Did you encounter any challenges?
Being a team of incredible professionals, when challenges arise, the team kick in to fix it.  Tess was an amazing driver because if something needed changing or fixing, it was done smoothly and without a freak out. The stress levels are high so a cool and smooth team is the best advantage to problem solving.

How do you feel about the final result?
I think that everyone that was involved with the film has had a very moving experience. Sitting on the waters edge of the Murray River outside of Albury watching the final scene being filmed truly brought a beautiful sense of togetherness between all cast and crew.

It’s a very special film and having it received so well in Cannes, I think that everyone involved could not be prouder of what it has achieved.  It’s a beautiful story, and that’s what this really is all about.

What’s next for you?
I’m looking forward to designing the costumes for a new short film being released by the end of the year by director Max Hemmings.

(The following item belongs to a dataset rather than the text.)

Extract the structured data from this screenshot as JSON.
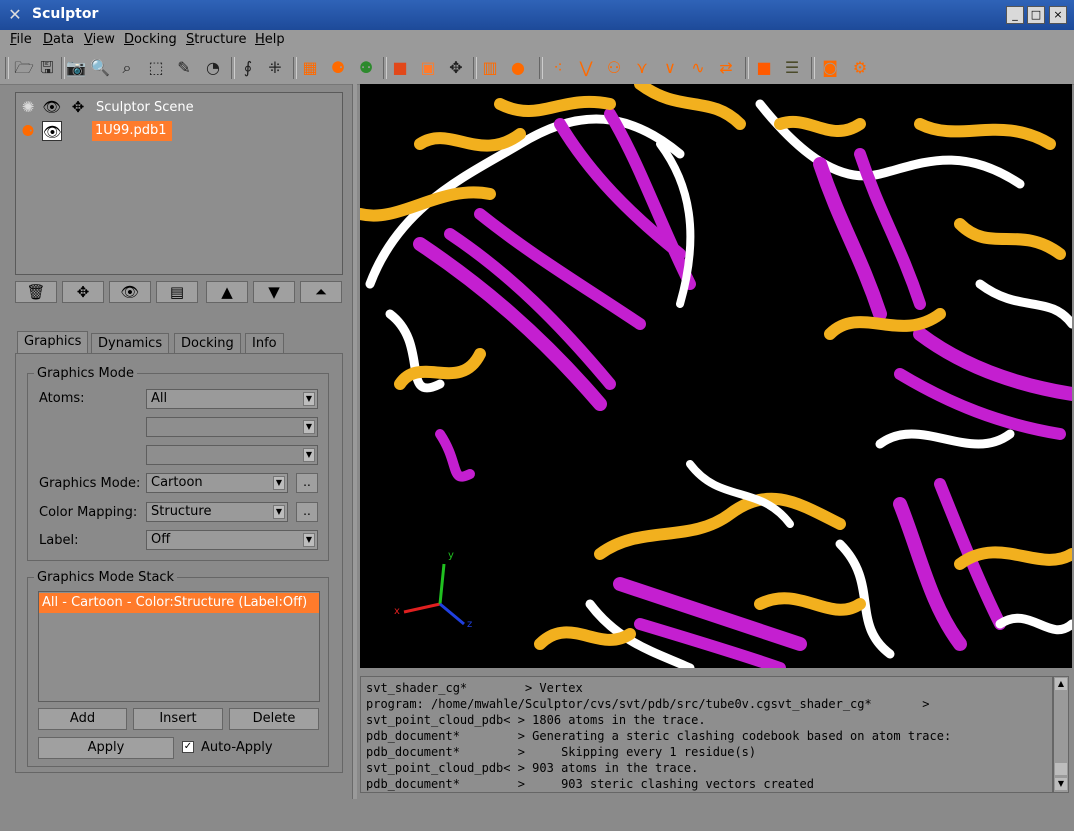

I am styling for several television advertising campaigns at the moment and will be releasing the new line for by Weave shortly.

There’s a fantastic new French chocolate bar and restaurant called Princess Coco in Sydney city that has been outfitted by by Weave.  It’s opening mid August.

The Sapphires is released nationally today. Visit Weave Dibden Neck’s website for more information.